The ESSA requires annual student testing in specific subjects
Like NCLB, the ESSA requires states to administer reading and math tests annually in grades 3 through 8 and one time in high school. In addition, science tests are required in each of three grades spans (3-5, 6-9, and 10-12). The tests must be aligned with state academic standards. States must report student performance data at the school level and by separate student subgroups, including English proficiency, disability, race, and poverty.
The ESSA has some of the same requirements as its predecessor, the 2001 No Child Left Behind Act (NCLB), affecting student testing and reporting, among other things. The ESSA also has different requirements affecting state academic standards, state accountability measures, teacher effectiveness, school improvement, a well-rounded education, and federal education funding. State NCLB waivers expire on August 1, 2016, but states must continue to support lowperforming “priority” schools and “focus” schools with large achievement gaps until state ESSA plans become effective in the 2017-2018 school year.

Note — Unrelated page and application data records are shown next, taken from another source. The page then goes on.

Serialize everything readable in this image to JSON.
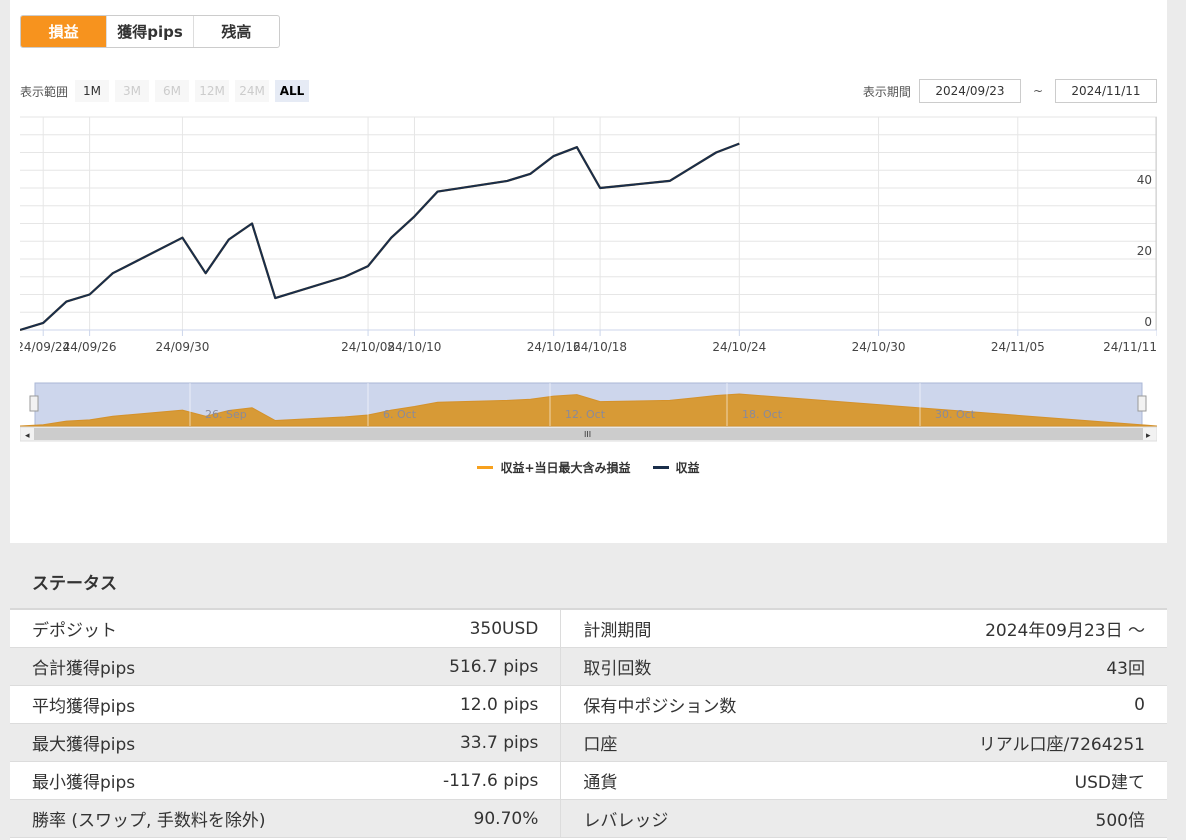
{
  "tabs": [
    {
      "label": "損益",
      "active": true
    },
    {
      "label": "獲得pips",
      "active": false
    },
    {
      "label": "残高",
      "active": false
    }
  ],
  "range": {
    "label": "表示範囲",
    "buttons": [
      {
        "label": "1M",
        "state": "enabled"
      },
      {
        "label": "3M",
        "state": "disabled"
      },
      {
        "label": "6M",
        "state": "disabled"
      },
      {
        "label": "12M",
        "state": "disabled"
      },
      {
        "label": "24M",
        "state": "disabled"
      },
      {
        "label": "ALL",
        "state": "selected"
      }
    ]
  },
  "period": {
    "label": "表示期間",
    "from": "2024/09/23",
    "separator": "~",
    "to": "2024/11/11"
  },
  "chart_data": {
    "type": "line",
    "series": [
      {
        "name": "収益+当日最大含み損益",
        "color": "#f7a11e",
        "values": [
          0,
          2,
          8,
          10,
          16,
          26,
          16,
          25.5,
          30,
          9,
          15,
          18,
          26,
          32,
          39,
          42,
          44,
          49,
          51.5,
          40,
          42,
          46,
          50,
          52.5
        ]
      },
      {
        "name": "収益",
        "color": "#1a2e4a",
        "values": [
          0,
          2,
          8,
          10,
          16,
          26,
          16,
          25.5,
          30,
          9,
          15,
          18,
          26,
          32,
          39,
          42,
          44,
          49,
          51.5,
          40,
          42,
          46,
          50,
          52.5
        ]
      }
    ],
    "x": [
      "2024-09-23",
      "2024-09-24",
      "2024-09-25",
      "2024-09-26",
      "2024-09-27",
      "2024-09-30",
      "2024-10-01",
      "2024-10-02",
      "2024-10-03",
      "2024-10-04",
      "2024-10-07",
      "2024-10-08",
      "2024-10-09",
      "2024-10-10",
      "2024-10-11",
      "2024-10-14",
      "2024-10-15",
      "2024-10-16",
      "2024-10-17",
      "2024-10-18",
      "2024-10-21",
      "2024-10-22",
      "2024-10-23",
      "2024-10-24"
    ],
    "x_tick_labels": [
      "24/09/24",
      "24/09/26",
      "24/09/30",
      "24/10/08",
      "24/10/10",
      "24/10/16",
      "24/10/18",
      "24/10/24",
      "24/10/30",
      "24/11/05",
      "24/11/11"
    ],
    "y_ticks": [
      0,
      20,
      40
    ],
    "ylim": [
      0,
      60
    ],
    "navigator_labels": [
      "26. Sep",
      "6. Oct",
      "12. Oct",
      "18. Oct",
      "30. Oct"
    ],
    "grid": true,
    "legend_position": "bottom"
  },
  "status": {
    "title": "ステータス",
    "rows": [
      {
        "k1": "デポジット",
        "v1": "350USD",
        "k2": "計測期間",
        "v2": "2024年09月23日 ～"
      },
      {
        "k1": "合計獲得pips",
        "v1": "516.7 pips",
        "k2": "取引回数",
        "v2": "43回"
      },
      {
        "k1": "平均獲得pips",
        "v1": "12.0 pips",
        "k2": "保有中ポジション数",
        "v2": "0"
      },
      {
        "k1": "最大獲得pips",
        "v1": "33.7 pips",
        "k2": "口座",
        "v2": "リアル口座/7264251"
      },
      {
        "k1": "最小獲得pips",
        "v1": "-117.6 pips",
        "k2": "通貨",
        "v2": "USD建て"
      },
      {
        "k1": "勝率 (スワップ, 手数料を除外)",
        "v1": "90.70%",
        "k2": "レバレッジ",
        "v2": "500倍"
      }
    ]
  }
}
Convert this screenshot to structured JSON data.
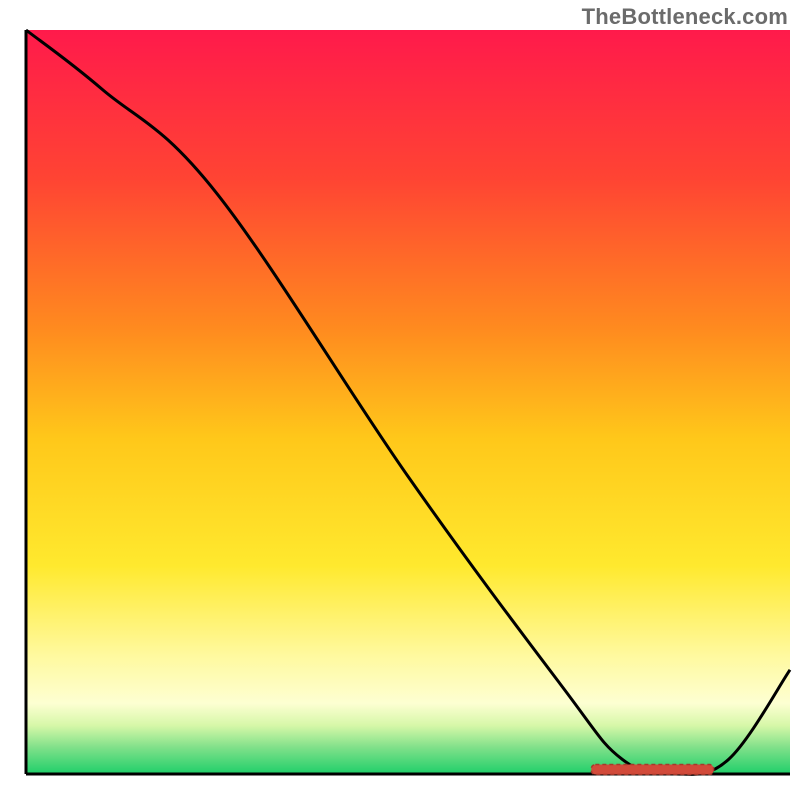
{
  "watermark": "TheBottleneck.com",
  "chart_data": {
    "type": "line",
    "title": "",
    "xlabel": "",
    "ylabel": "",
    "xlim": [
      0,
      100
    ],
    "ylim": [
      0,
      100
    ],
    "grid": false,
    "series": [
      {
        "name": "curve",
        "x": [
          0,
          10,
          25,
          50,
          70,
          78,
          85,
          92,
          100
        ],
        "y": [
          100,
          92,
          78,
          40,
          12,
          2,
          0,
          2,
          14
        ],
        "color": "#000000"
      }
    ],
    "marker_band": {
      "name": "optimal-range",
      "x_start": 74,
      "x_end": 90,
      "y": 0.6,
      "color_fill": "#d24a3a",
      "color_stroke": "#a6392c"
    },
    "background_gradient": {
      "stops": [
        {
          "offset": 0.0,
          "color": "#ff1a4b"
        },
        {
          "offset": 0.2,
          "color": "#ff4433"
        },
        {
          "offset": 0.4,
          "color": "#ff8a1f"
        },
        {
          "offset": 0.55,
          "color": "#ffc81a"
        },
        {
          "offset": 0.72,
          "color": "#ffe92e"
        },
        {
          "offset": 0.84,
          "color": "#fff99e"
        },
        {
          "offset": 0.905,
          "color": "#fdffd2"
        },
        {
          "offset": 0.935,
          "color": "#d6f7a8"
        },
        {
          "offset": 0.965,
          "color": "#7ee089"
        },
        {
          "offset": 1.0,
          "color": "#1fcf6a"
        }
      ]
    },
    "axes": {
      "left": {
        "x": 3.3
      },
      "bottom": {
        "y": 3.3
      }
    }
  }
}
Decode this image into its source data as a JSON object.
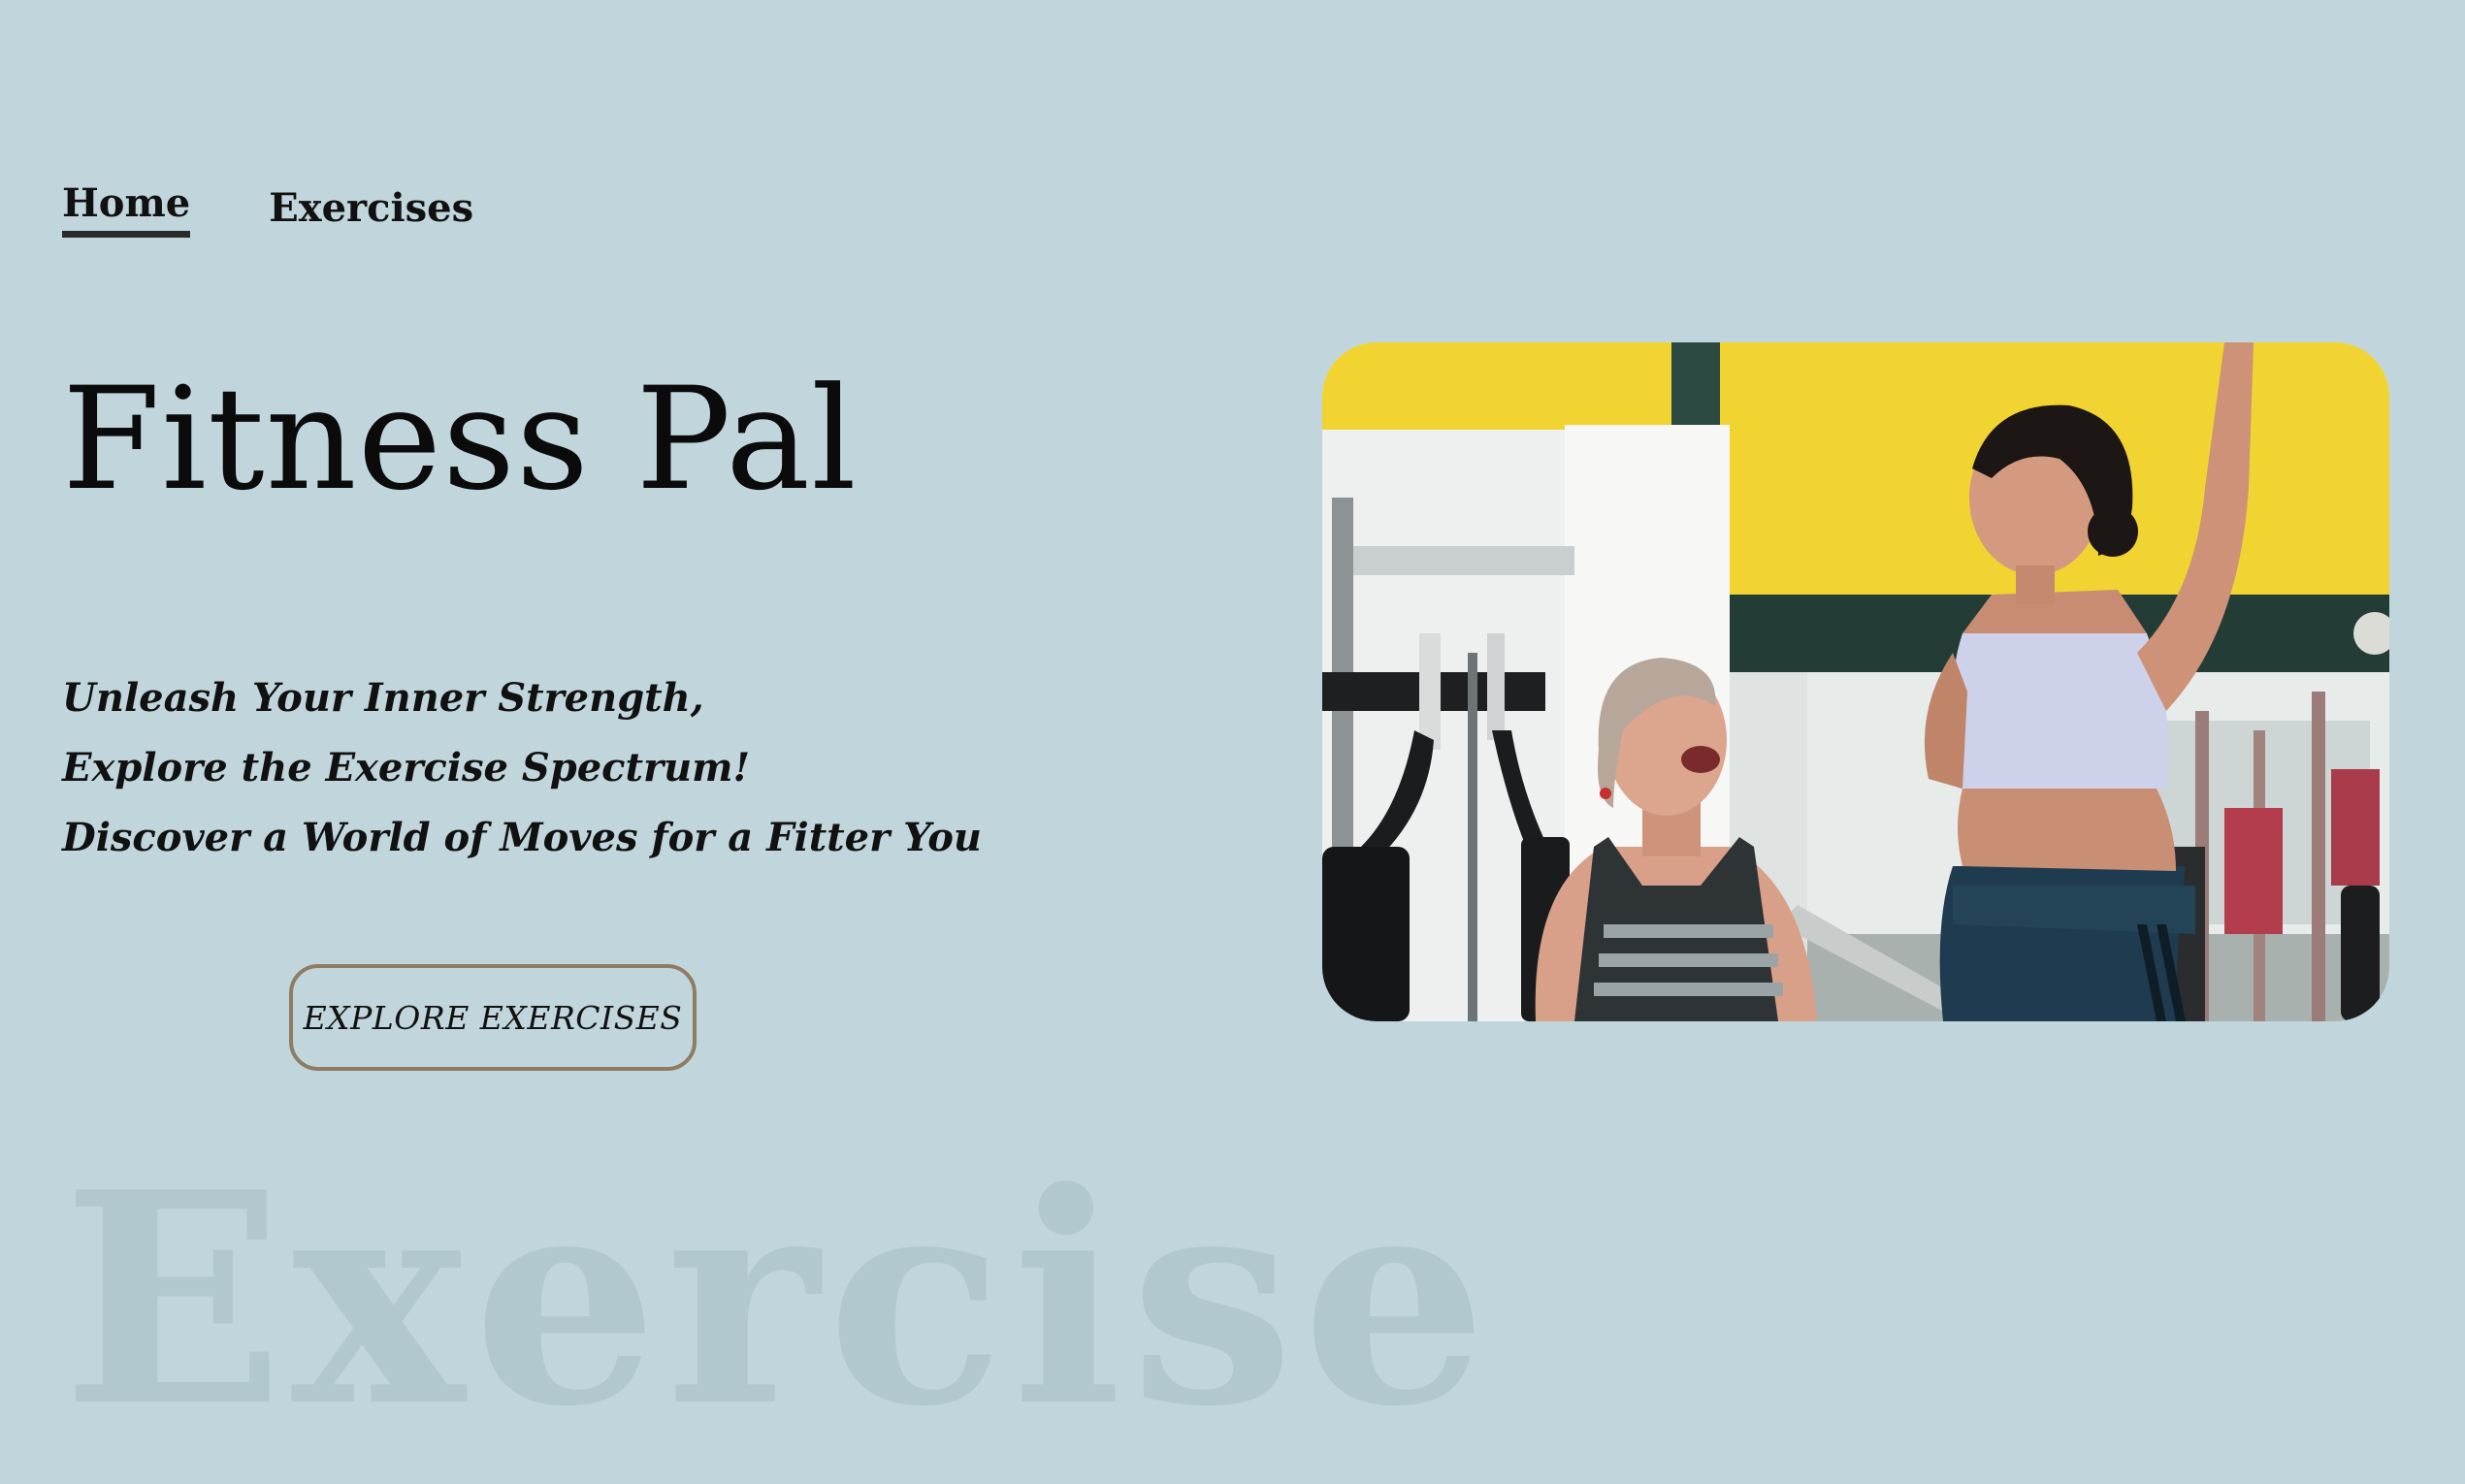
{
  "nav": {
    "items": [
      {
        "label": "Home",
        "active": true
      },
      {
        "label": "Exercises",
        "active": false
      }
    ]
  },
  "hero": {
    "title": "Fitness Pal",
    "tagline": [
      "Unleash Your Inner Strength,",
      "Explore the Exercise Spectrum!",
      "Discover a World of Moves for a Fitter You"
    ],
    "cta_label": "EXPLORE EXERCISES",
    "watermark": "Exercise",
    "image_alt": "Two women laughing in a gym"
  },
  "colors": {
    "background": "#c0d6dc",
    "cta_border": "#8f7c62",
    "watermark": "#b2c8cf",
    "gym_wall_yellow": "#f1d431",
    "gym_stripe_green": "#233c35"
  }
}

The ESSA allows states some flexibility in testing. States can either administer a single cumulative test at the end of year or combine the results of multiple tests over the course of the year. In addition, the law requires at least 95 percent of students to take the tests required for accountability, but allows states to determine the consequences for opting out of the tests.
The ESSA requires states to develop an accountability system
The ESSA eliminates adequate yearly progress (AYP) and the requirement for 100 percent proficiency in reading and math under NCLB. The ESSA requires states to develop an accountability system that includes: reading and math proficiency for all public schools and students and each student subgroup; academic growth or another statewide indicator allowing for “meaningful differentiation” for all elementary and middle schools; high school graduation rates; and the progress of English learners in achieving English proficiency. States must include at least one indicator of school quality or student success and assign weight to each indicator, giving more weight to academic factors, in order to identify underperforming schools and students. NCLB and the ESSA identify the same student subgroups for accountability and repo